DO ROBOTIC SURGERIES OUTWEIGH THE COST?
By: Charles Lee
At what cost should robotic technology become fully utilized if its yield is just as similar, if not pricier than minimally invasive surgeries? According to a new finding, robotic surgery for hysterectomies not only costs one-third more than open surgery and the laparoscopic technique, but also provides minimal advantages, the Journal of the American Medical Association reports. This reflects what we believe after reviewing many cases for our clients, and with those cases our firm has filed.
Robotic technologies are hoping to be a fresh way for both doctors and patients to experience the common surgery where since the year 2000, over a thousand U.S. hospitals have invested in Intuitive Surgical Inc.'s robots. Each robot, also known as, da Vinci Surgical Systems, can range from $1.5 million-to-$2.2 million where its capabilities go beyond hysterectomies, in the fields of prostate, gallbladder, cardiovascular, and gynecological surgeries. One major issue we are investigating in litigation is to what degree physicians are properly trained in the more complicated surgeries and what unique risks are posed over traditional surgical methods.
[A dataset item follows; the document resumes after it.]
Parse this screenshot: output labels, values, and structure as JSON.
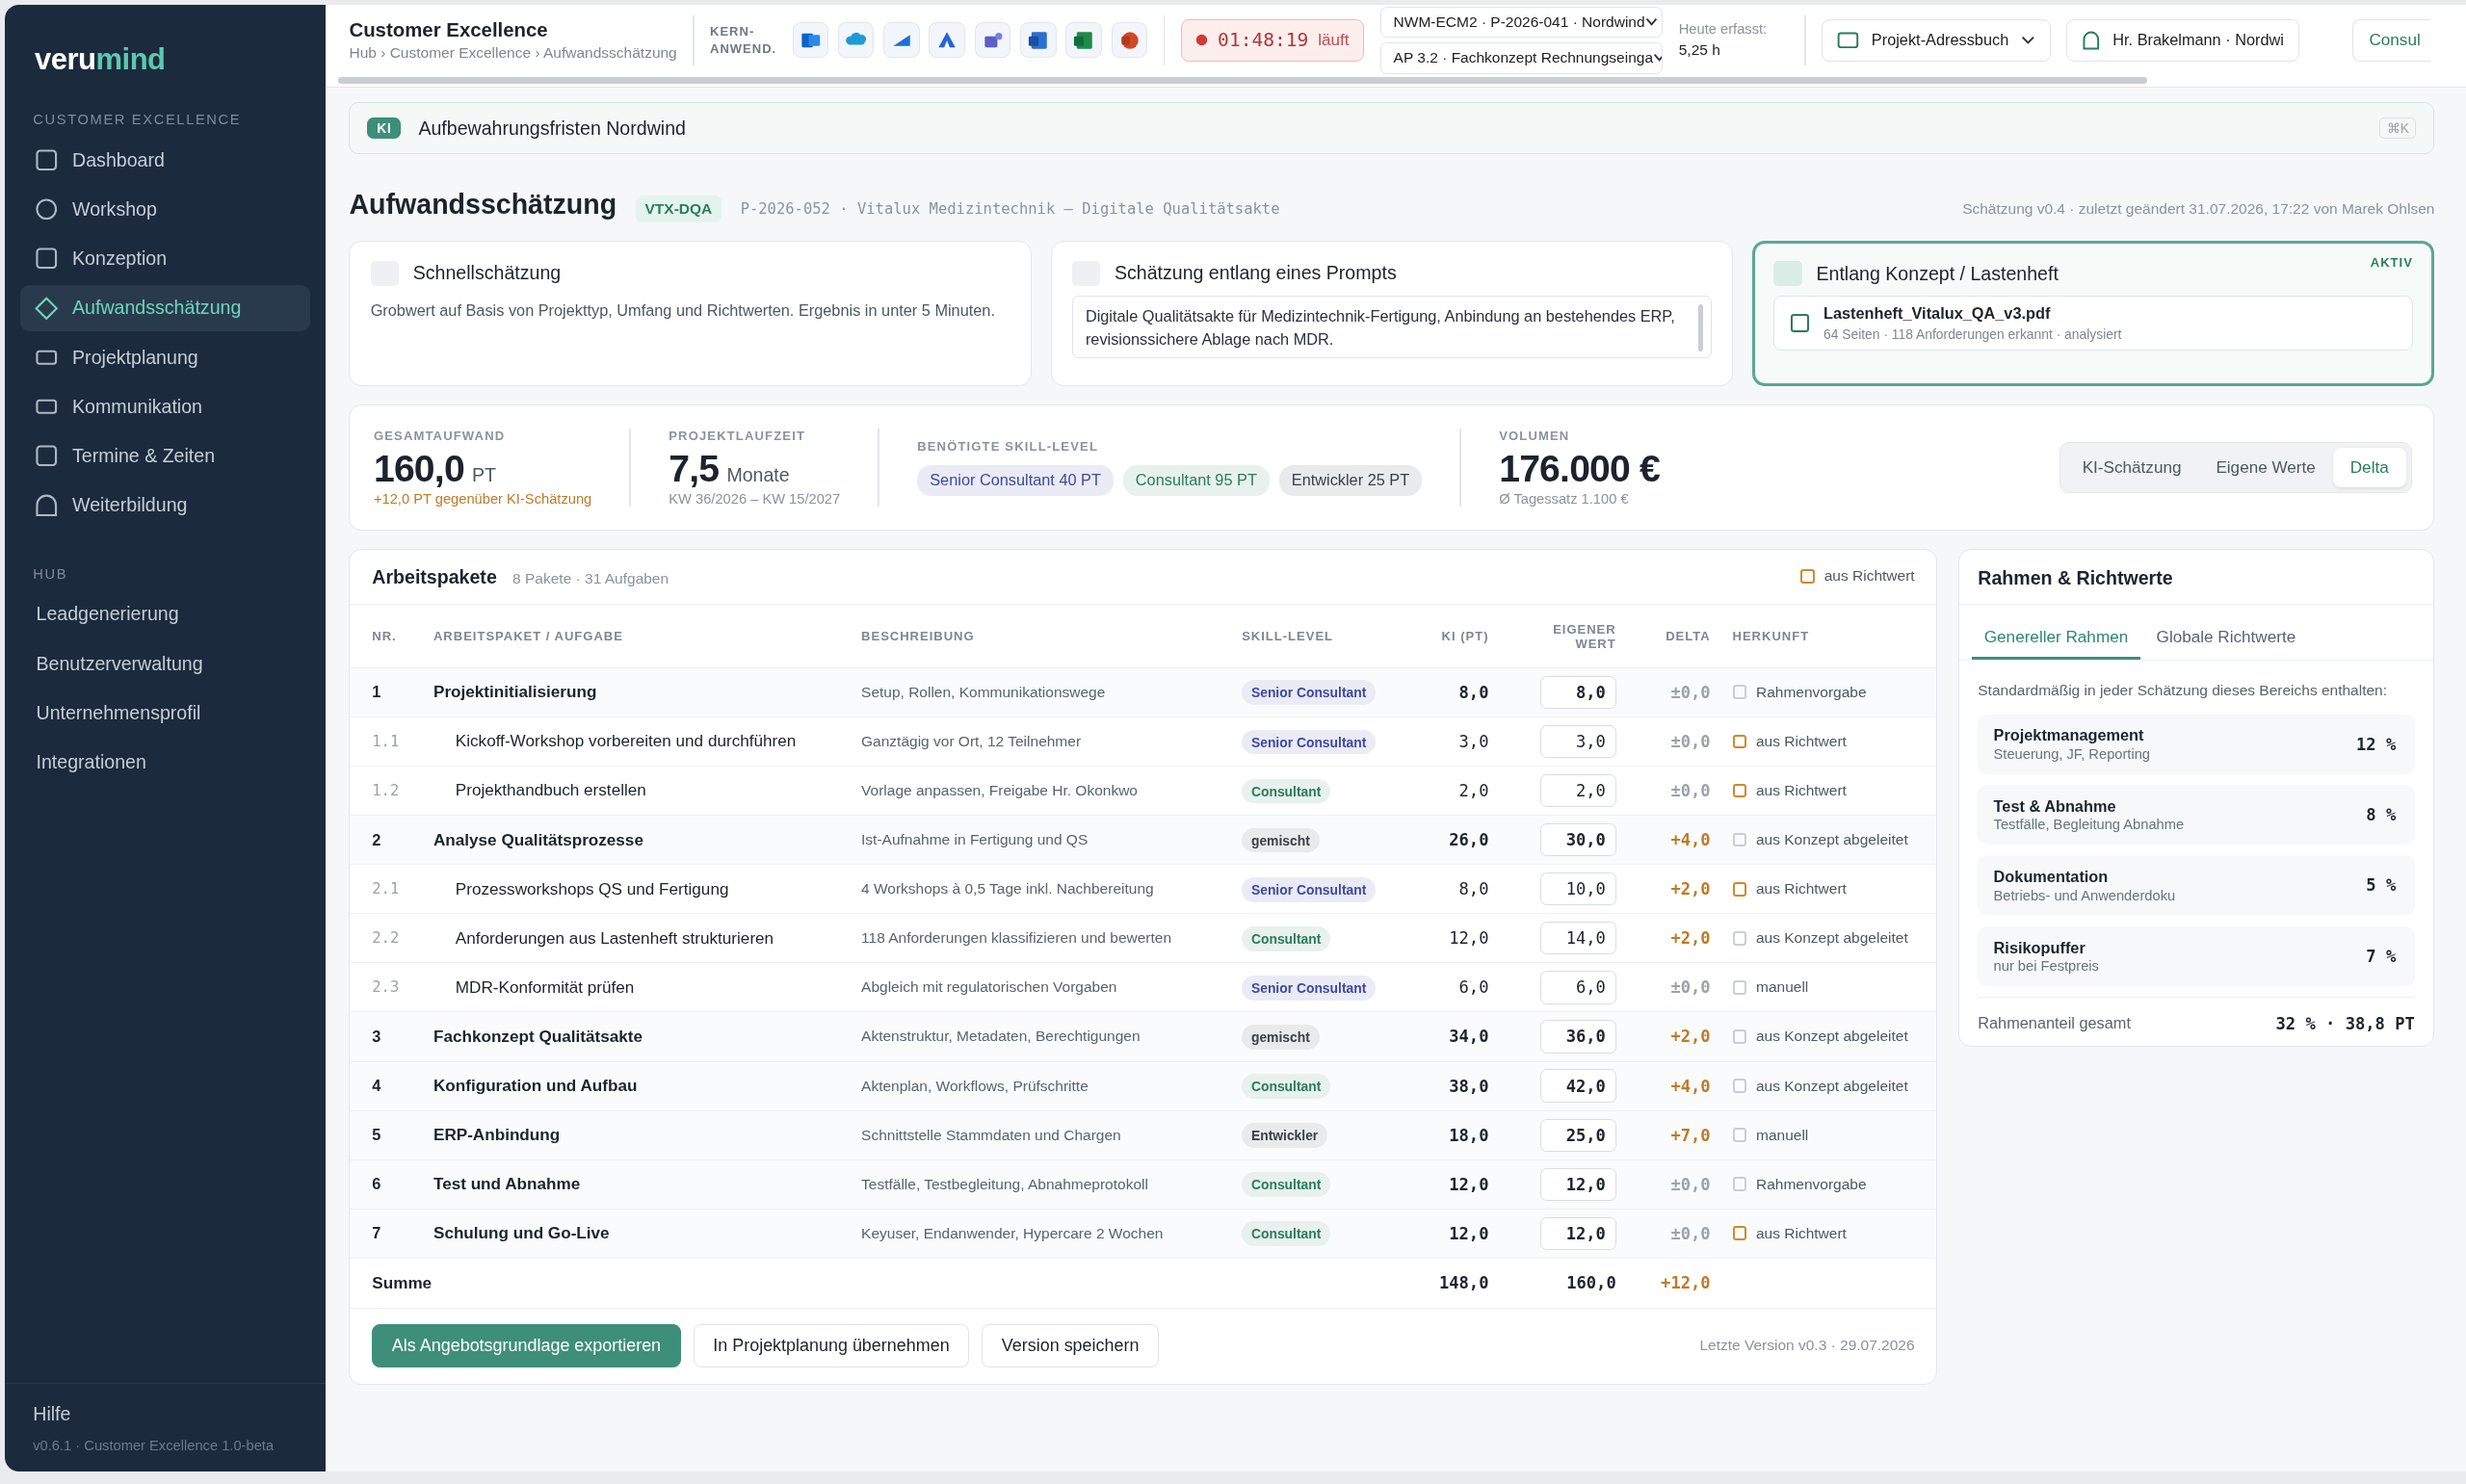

While robotic surgery is promoted as less invasive and uses video cameras, critics argue that traditional surgeries can be done as "minimally invasive." Also, conventional laparoscopic surgeries use video cameras, unique tools simply with the human hand, all at a lesser cost. Advocates of robotic surgery on the other hand, say the technology offers fewer scarring, pain, blood loss, complications, all on a lesser degree. With proposed faster recoveries and shorter hospital stays, the study's lead author, associate professor of women's health at Columbia University, Jason Wright, released the following statement: "There are so many options for hysterectomies now that patients should discuss the pros and cons of all of them with their doctors."
Based on the records of 264,758 women of non-cancerous conditions who had hysterectomies, usage of robotic surgery rose nearly 5% of those studied and numbers of 20% appeared when in discussion with hospitals who already offered robotic surgery. The average cost to the hospital for the robotic hysterectomy was $8,868 in comparison to $6,679 for a laparoscopic procedure and $6,651 for the open surgery.
According to Intuitive Surgical Inc., robotic surgery is faster, easier to learn than customary procedures, in which more surgeons can offer it, and allows better access in complex cases such as when a patient is "morbidly obese or her uterus is large." Due to the robot's "wrists," Dr. Curet, chief medical advisor for Intuitive Surgical Inc., has championed the precision and versatility of robots during surgery.
However, experts have not been able to justify the costs of the new technology. "We've got two options that give you the same outcome," says Joel Weissman, editorial co-author and health policy expert. "One costs a lot more." While robots are indeed advancing the skillsets and capabilities of the modern doctor, Marty Makary, a surgeon and patient safety researcher at Johns Hopkins Hospital, Baltimore, said, "We can't just adopt new technology because it's cooler to use. It has to have established benefits for patients."